Problem details | Which of the lines below holds the string "name"? Copy every line that does.

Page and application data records
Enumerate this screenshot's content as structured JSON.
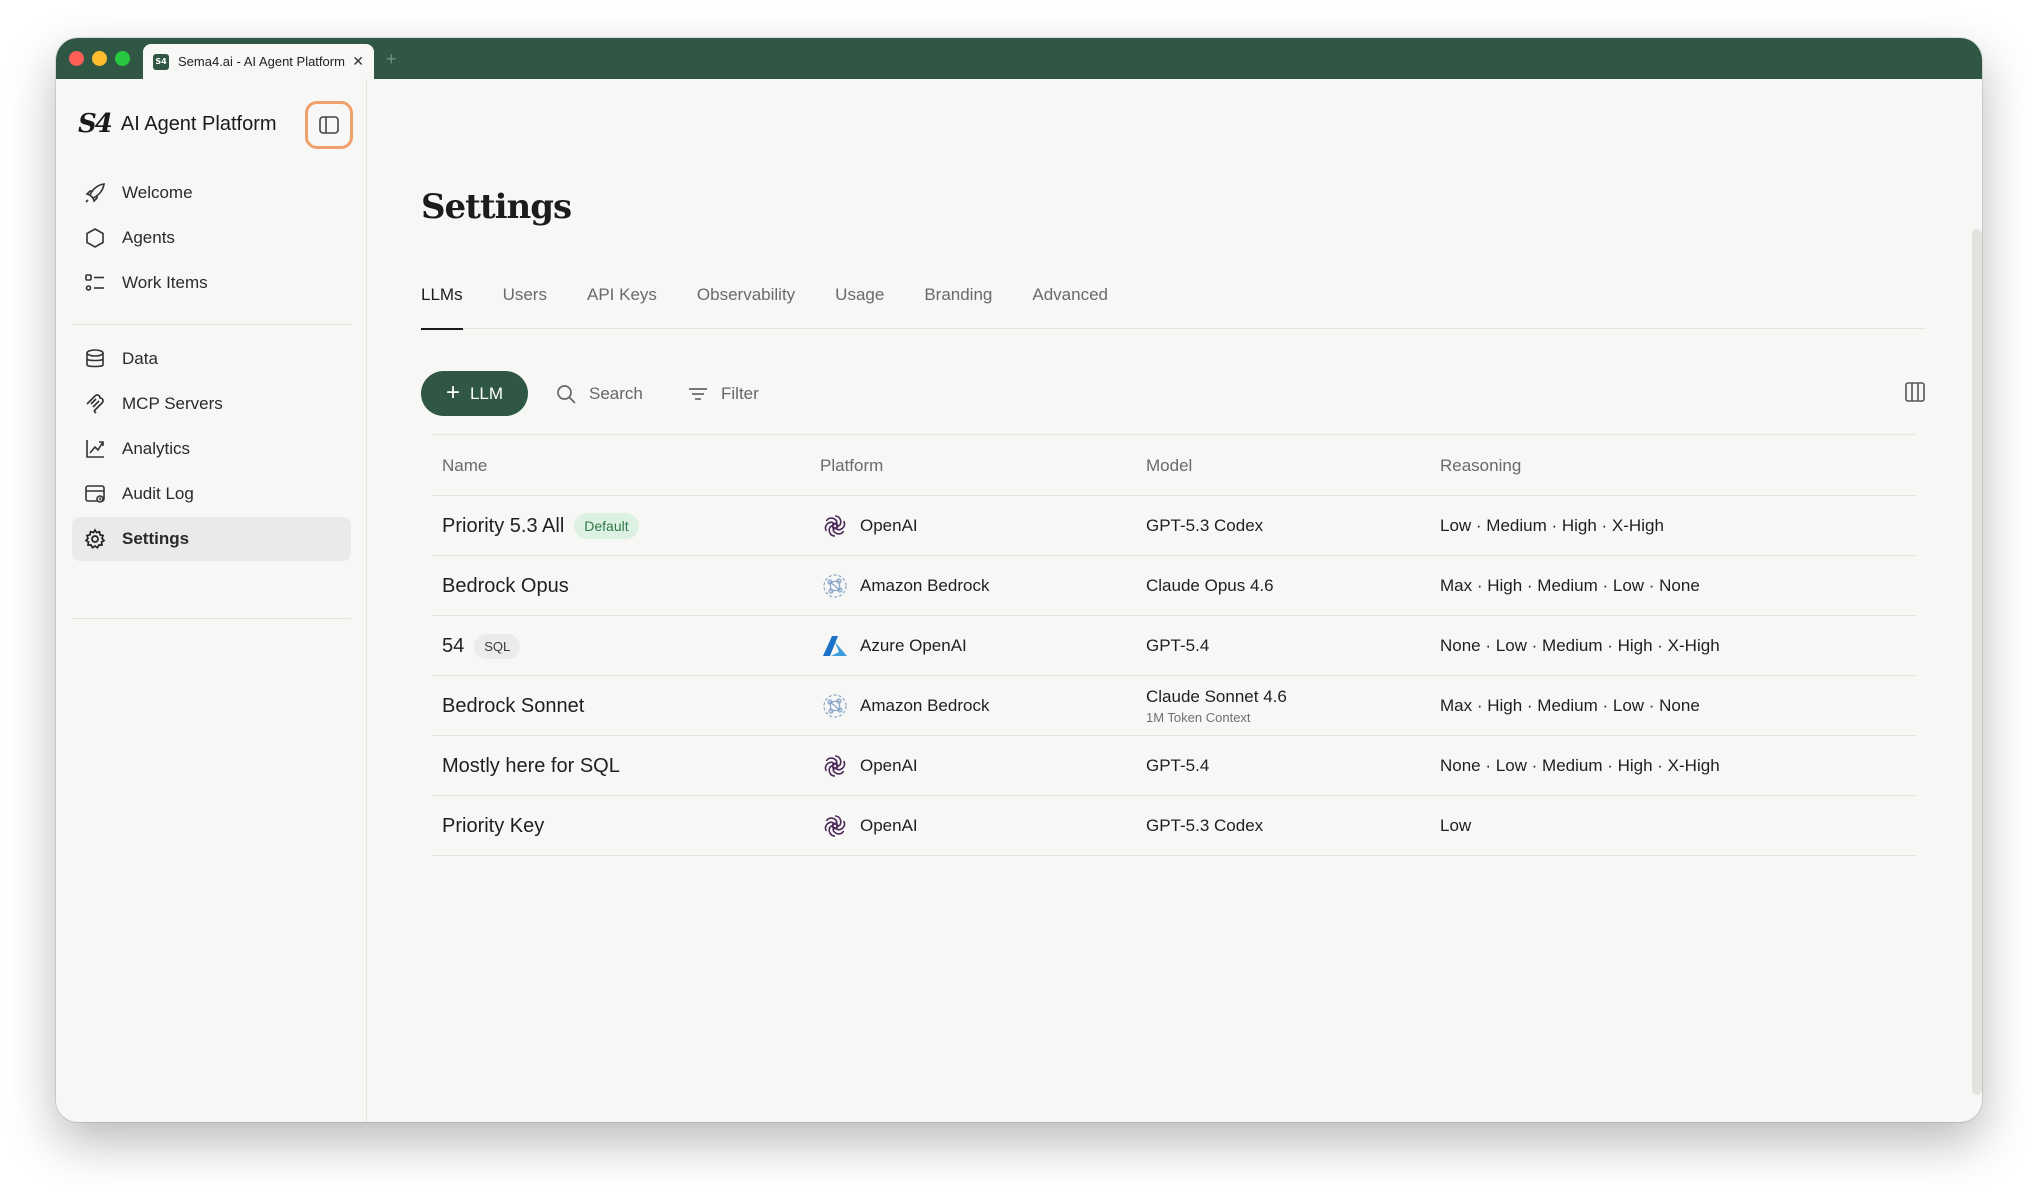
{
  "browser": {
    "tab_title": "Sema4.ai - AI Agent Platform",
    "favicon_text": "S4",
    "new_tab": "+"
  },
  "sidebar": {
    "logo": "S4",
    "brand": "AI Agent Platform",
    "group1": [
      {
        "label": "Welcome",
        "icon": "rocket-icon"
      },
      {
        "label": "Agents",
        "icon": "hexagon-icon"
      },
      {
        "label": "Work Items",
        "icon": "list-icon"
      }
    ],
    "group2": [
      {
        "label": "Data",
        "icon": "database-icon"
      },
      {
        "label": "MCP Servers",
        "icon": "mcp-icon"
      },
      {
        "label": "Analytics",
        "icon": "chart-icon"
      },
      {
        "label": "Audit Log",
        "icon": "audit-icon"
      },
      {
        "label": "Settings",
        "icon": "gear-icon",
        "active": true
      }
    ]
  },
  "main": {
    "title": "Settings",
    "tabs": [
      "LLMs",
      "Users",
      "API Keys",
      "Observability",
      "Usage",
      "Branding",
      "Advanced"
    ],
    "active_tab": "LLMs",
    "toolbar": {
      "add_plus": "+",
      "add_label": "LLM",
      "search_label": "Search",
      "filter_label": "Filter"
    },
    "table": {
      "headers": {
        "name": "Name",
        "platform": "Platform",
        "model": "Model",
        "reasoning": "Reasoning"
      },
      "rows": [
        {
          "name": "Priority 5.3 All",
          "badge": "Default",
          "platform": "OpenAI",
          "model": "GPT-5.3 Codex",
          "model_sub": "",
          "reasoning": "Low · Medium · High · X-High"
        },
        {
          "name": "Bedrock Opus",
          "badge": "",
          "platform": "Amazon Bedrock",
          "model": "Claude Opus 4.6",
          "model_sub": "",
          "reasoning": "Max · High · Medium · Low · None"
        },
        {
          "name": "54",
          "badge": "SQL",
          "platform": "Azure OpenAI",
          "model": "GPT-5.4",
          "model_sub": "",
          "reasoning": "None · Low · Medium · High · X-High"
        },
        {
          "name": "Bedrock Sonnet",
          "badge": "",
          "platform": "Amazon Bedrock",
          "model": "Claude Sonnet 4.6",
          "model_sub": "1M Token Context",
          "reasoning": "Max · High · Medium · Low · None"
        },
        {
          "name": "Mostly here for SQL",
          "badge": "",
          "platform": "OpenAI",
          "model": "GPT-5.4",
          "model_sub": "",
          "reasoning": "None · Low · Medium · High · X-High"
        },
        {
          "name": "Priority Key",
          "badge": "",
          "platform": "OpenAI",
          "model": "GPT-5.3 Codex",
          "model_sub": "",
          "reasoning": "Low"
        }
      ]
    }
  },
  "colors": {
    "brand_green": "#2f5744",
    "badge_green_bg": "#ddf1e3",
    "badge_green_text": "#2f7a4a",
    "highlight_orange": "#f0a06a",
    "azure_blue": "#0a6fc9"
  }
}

Output of the exercise |
        "name": "Name",
          "name": "Priority 5.3 All",
          "name": "Bedrock Opus",
          "name": "54",
          "name": "Bedrock Sonnet",
          "name": "Mostly here for SQL",
          "name": "Priority Key",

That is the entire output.